One number is the full answer: how many lines in the records contain the word "Under"?
Working data section start
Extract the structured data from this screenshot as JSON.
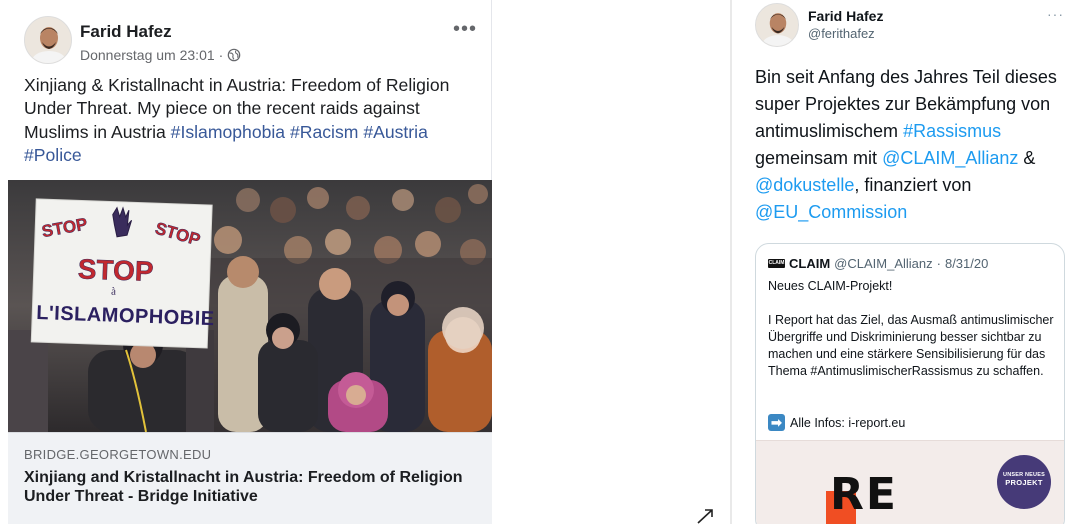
{
  "facebook": {
    "author": "Farid Hafez",
    "timestamp": "Donnerstag um 23:01",
    "separator": "·",
    "more_label": "•••",
    "post_text": "Xinjiang & Kristallnacht in Austria: Freedom of Religion Under Threat. My piece on the recent raids against Muslims in Austria",
    "hashtags": [
      "#Islamophobia",
      "#Racism",
      "#Austria",
      "#Police"
    ],
    "photo_sign": {
      "line1": "STOP",
      "line2": "STOP",
      "line3": "STOP",
      "line4": "à",
      "line5": "L'ISLAMOPHOBIE"
    },
    "link_domain": "BRIDGE.GEORGETOWN.EDU",
    "link_title": "Xinjiang and Kristallnacht in Austria: Freedom of Religion Under Threat - Bridge Initiative"
  },
  "twitter": {
    "author": "Farid Hafez",
    "handle": "@ferithafez",
    "more_label": "···",
    "text_part1": "Bin seit Anfang des Jahres Teil dieses super Projektes zur Bekämpfung von antimuslimischem",
    "tag_rassismus": "#Rassismus",
    "text_part2": "gemeinsam mit",
    "mention_claim": "@CLAIM_Allianz",
    "text_part3": "&",
    "mention_doku": "@dokustelle",
    "text_part4": ", finanziert von",
    "mention_eu": "@EU_Commission",
    "quote": {
      "logo_text": "CLAIM",
      "name": "CLAIM",
      "handle": "@CLAIM_Allianz",
      "date": "8/31/20",
      "dot": "·",
      "line1": "Neues CLAIM-Projekt!",
      "body": "I Report hat das Ziel, das Ausmaß antimuslimischer Übergriffe und Diskriminierung besser sichtbar zu machen und eine stärkere Sensibilisierung für das Thema #AntimuslimischerRassismus zu schaffen.",
      "info": "Alle Infos: i-report.eu",
      "badge_line1": "UNSER NEUES",
      "badge_line2": "PROJEKT",
      "image_text": "RE"
    }
  },
  "colors": {
    "fb_link": "#385898",
    "tw_link": "#1d9bf0",
    "badge": "#463a78",
    "accent_orange": "#f04e23"
  },
  "icons": [
    "globe-icon",
    "more-options-icon",
    "expand-icon",
    "right-arrow-icon"
  ]
}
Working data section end
Answer below:
2